* _Task goal_
Word for word, set down the entries that follow.

:::::

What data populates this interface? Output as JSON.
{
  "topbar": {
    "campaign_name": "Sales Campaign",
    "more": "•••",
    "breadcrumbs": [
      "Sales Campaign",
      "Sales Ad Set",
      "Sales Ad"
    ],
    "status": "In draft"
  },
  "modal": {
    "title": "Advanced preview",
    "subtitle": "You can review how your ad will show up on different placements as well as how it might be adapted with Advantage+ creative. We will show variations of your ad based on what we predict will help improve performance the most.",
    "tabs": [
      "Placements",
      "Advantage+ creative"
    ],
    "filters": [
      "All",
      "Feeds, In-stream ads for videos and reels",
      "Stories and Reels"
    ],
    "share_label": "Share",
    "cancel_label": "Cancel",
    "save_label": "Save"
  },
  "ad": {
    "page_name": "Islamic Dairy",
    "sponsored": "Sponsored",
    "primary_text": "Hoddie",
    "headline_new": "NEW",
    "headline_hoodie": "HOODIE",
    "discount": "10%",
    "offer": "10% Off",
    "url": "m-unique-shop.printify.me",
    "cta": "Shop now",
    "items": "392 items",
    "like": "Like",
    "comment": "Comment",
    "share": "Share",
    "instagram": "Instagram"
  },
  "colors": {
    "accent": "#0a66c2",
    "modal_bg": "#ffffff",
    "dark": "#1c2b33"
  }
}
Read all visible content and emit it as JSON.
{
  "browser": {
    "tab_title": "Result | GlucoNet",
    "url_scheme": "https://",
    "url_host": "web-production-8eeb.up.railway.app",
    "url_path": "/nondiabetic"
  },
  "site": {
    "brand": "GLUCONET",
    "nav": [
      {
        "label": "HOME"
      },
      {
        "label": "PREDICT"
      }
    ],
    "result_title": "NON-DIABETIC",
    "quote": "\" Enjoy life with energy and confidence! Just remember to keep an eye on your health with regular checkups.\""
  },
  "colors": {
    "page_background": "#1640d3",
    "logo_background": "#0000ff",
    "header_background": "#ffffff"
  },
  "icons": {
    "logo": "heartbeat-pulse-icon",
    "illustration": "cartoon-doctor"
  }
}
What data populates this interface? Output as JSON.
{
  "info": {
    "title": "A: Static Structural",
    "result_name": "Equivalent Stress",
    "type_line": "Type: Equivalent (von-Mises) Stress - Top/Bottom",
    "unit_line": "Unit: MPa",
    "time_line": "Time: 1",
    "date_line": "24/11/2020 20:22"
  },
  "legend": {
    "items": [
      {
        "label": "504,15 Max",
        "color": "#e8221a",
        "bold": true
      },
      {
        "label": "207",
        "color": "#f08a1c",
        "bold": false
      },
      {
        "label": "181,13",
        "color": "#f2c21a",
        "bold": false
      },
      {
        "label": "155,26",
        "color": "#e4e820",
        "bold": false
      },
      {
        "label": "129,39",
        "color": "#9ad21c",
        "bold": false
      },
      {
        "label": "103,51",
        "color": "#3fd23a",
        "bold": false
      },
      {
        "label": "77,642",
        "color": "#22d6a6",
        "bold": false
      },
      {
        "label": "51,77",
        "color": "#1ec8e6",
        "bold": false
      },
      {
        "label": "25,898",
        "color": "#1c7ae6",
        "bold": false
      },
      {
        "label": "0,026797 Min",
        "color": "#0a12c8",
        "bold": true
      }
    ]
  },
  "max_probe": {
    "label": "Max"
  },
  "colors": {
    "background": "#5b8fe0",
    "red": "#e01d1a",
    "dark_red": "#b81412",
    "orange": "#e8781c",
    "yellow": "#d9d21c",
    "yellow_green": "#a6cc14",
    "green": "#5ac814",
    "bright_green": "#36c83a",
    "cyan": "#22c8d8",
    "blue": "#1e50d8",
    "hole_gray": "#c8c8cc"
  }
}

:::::

* _Solution to the exercise_
What data populates this interface? Output as JSON.
{
  "topbar": {
    "campaign_name": "Sales Campaign",
    "more": "•••",
    "breadcrumbs": [
      "Sales Campaign",
      "Sales Ad Set",
      "Sales Ad"
    ],
    "status": "In draft"
  },
  "modal": {
    "title": "Advanced preview",
    "subtitle": "You can review how your ad will show up on different placements as well as how it might be adapted with Advantage+ creative. We will show variations of your ad based on what we predict will help improve performance the most.",
    "tabs": [
      "Placements",
      "Advantage+ creative"
    ],
    "filters": [
      "All",
      "Feeds, In-stream ads for videos and reels",
      "Stories and Reels"
    ],
    "share_label": "Share",
    "cancel_label": "Cancel",
    "save_label": "Save"
  },
  "ad": {
    "page_name": "Islamic Dairy",
    "sponsored": "Sponsored",
    "primary_text": "Hoddie",
    "headline_new": "NEW",
    "headline_hoodie": "HOODIE",
    "discount": "10%",
    "offer": "10% Off",
    "url": "m-unique-shop.printify.me",
    "cta": "Shop now",
    "items": "392 items",
    "like": "Like",
    "comment": "Comment",
    "share": "Share",
    "instagram": "Instagram"
  },
  "colors": {
    "accent": "#0a66c2",
    "modal_bg": "#ffffff",
    "dark": "#1c2b33"
  }
}
Read all visible content and emit it as JSON.
{
  "browser": {
    "tab_title": "Result | GlucoNet",
    "url_scheme": "https://",
    "url_host": "web-production-8eeb.up.railway.app",
    "url_path": "/nondiabetic"
  },
  "site": {
    "brand": "GLUCONET",
    "nav": [
      {
        "label": "HOME"
      },
      {
        "label": "PREDICT"
      }
    ],
    "result_title": "NON-DIABETIC",
    "quote": "\" Enjoy life with energy and confidence! Just remember to keep an eye on your health with regular checkups.\""
  },
  "colors": {
    "page_background": "#1640d3",
    "logo_background": "#0000ff",
    "header_background": "#ffffff"
  },
  "icons": {
    "logo": "heartbeat-pulse-icon",
    "illustration": "cartoon-doctor"
  }
}
What data populates this interface? Output as JSON.
{
  "info": {
    "title": "A: Static Structural",
    "result_name": "Equivalent Stress",
    "type_line": "Type: Equivalent (von-Mises) Stress - Top/Bottom",
    "unit_line": "Unit: MPa",
    "time_line": "Time: 1",
    "date_line": "24/11/2020 20:22"
  },
  "legend": {
    "items": [
      {
        "label": "504,15 Max",
        "color": "#e8221a",
        "bold": true
      },
      {
        "label": "207",
        "color": "#f08a1c",
        "bold": false
      },
      {
        "label": "181,13",
        "color": "#f2c21a",
        "bold": false
      },
      {
        "label": "155,26",
        "color": "#e4e820",
        "bold": false
      },
      {
        "label": "129,39",
        "color": "#9ad21c",
        "bold": false
      },
      {
        "label": "103,51",
        "color": "#3fd23a",
        "bold": false
      },
      {
        "label": "77,642",
        "color": "#22d6a6",
        "bold": false
      },
      {
        "label": "51,77",
        "color": "#1ec8e6",
        "bold": false
      },
      {
        "label": "25,898",
        "color": "#1c7ae6",
        "bold": false
      },
      {
        "label": "0,026797 Min",
        "color": "#0a12c8",
        "bold": true
      }
    ]
  },
  "max_probe": {
    "label": "Max"
  },
  "colors": {
    "background": "#5b8fe0",
    "red": "#e01d1a",
    "dark_red": "#b81412",
    "orange": "#e8781c",
    "yellow": "#d9d21c",
    "yellow_green": "#a6cc14",
    "green": "#5ac814",
    "bright_green": "#36c83a",
    "cyan": "#22c8d8",
    "blue": "#1e50d8",
    "hole_gray": "#c8c8cc"
  }
}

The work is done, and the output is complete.